“It’s a diverse group of faculty from different sized schools and different disciplines from all over the country,” said Gregg Wentzell, director of the conference and assistant director of Miami’s Center for Teaching Excellence, which puts on the conference. “We are enjoying seeing the trend of people being really engaged and happy to be together.”

An estimated 175-200 members of Miami’s faculty will be in attendance. Armstrong Student Center is the home base for the conference, which gives students serving as session chairs or working at the conference and at the student center the opportunity to observe a different side of faculty.

“Students get to see how much hard work it takes to be a teacher,” Wentzell said. “Faculty get to hear the students’ perspective. It’s a reminder of why we’re here and how learning is a two-way process. It’s valuable both ways.”

This year’s plenary speakers include Paul Hanstedt, vice chancellor for Academic Affairs and Innovation at the University of Minnesota Rochester; Teresa Nance, vice president of Villanova University’s Office of Diversity, Equity, and Inclusion; and John Warner, co-principal of Eyler Warner & Associates.

While participants are busy with workshops, sessions, and more, there is also time for community building and networking with receptions, time spent in Uptown Oxford, and an annual trivia night featuring questions ranging from pedagogy to pop culture.

“Sometimes we can get kind of siloed, and it’s hard to connect,” Wentzell said. “This is a way to do that right here in our own backyard.

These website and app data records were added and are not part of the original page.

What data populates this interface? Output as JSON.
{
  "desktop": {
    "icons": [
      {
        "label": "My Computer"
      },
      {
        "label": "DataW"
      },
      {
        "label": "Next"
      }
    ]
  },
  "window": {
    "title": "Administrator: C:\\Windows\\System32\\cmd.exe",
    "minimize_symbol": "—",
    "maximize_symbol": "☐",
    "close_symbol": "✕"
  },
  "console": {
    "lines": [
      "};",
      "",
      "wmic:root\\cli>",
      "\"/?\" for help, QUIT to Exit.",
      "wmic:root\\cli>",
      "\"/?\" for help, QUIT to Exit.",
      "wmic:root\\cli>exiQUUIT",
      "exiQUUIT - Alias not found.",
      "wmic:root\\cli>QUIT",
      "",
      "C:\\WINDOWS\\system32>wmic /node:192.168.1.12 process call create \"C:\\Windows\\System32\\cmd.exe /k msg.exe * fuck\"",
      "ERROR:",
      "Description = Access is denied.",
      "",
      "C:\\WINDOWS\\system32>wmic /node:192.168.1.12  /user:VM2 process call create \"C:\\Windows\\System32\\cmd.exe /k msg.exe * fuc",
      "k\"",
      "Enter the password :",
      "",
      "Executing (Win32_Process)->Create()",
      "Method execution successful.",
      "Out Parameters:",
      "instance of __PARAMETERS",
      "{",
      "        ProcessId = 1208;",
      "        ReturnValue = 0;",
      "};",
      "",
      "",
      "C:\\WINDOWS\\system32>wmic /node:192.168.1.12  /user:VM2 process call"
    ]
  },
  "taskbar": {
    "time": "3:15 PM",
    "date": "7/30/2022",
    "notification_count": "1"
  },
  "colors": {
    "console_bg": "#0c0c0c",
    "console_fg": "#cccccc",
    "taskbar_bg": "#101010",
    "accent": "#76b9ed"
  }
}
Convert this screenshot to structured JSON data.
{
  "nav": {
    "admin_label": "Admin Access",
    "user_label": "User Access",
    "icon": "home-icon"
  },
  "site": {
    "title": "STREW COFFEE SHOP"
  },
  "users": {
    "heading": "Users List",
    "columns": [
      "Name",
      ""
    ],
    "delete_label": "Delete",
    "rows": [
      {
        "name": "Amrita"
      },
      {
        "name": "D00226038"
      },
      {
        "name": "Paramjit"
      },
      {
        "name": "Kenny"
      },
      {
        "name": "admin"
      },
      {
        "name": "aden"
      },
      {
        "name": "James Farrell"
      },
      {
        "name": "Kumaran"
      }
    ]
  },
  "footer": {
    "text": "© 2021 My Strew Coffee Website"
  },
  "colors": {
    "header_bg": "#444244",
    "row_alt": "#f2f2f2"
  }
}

We get to see some of our colleagues do what they do and celebrate that. It’s a chance to exchange ideas.”

It’s also another occasion for Miami to show off its campus to visiting institutions. Wentzell noted participants will travel from as far as Germany for this year’s program.

“It is truly a unique privilege,” Wentzell said of hosting the conference.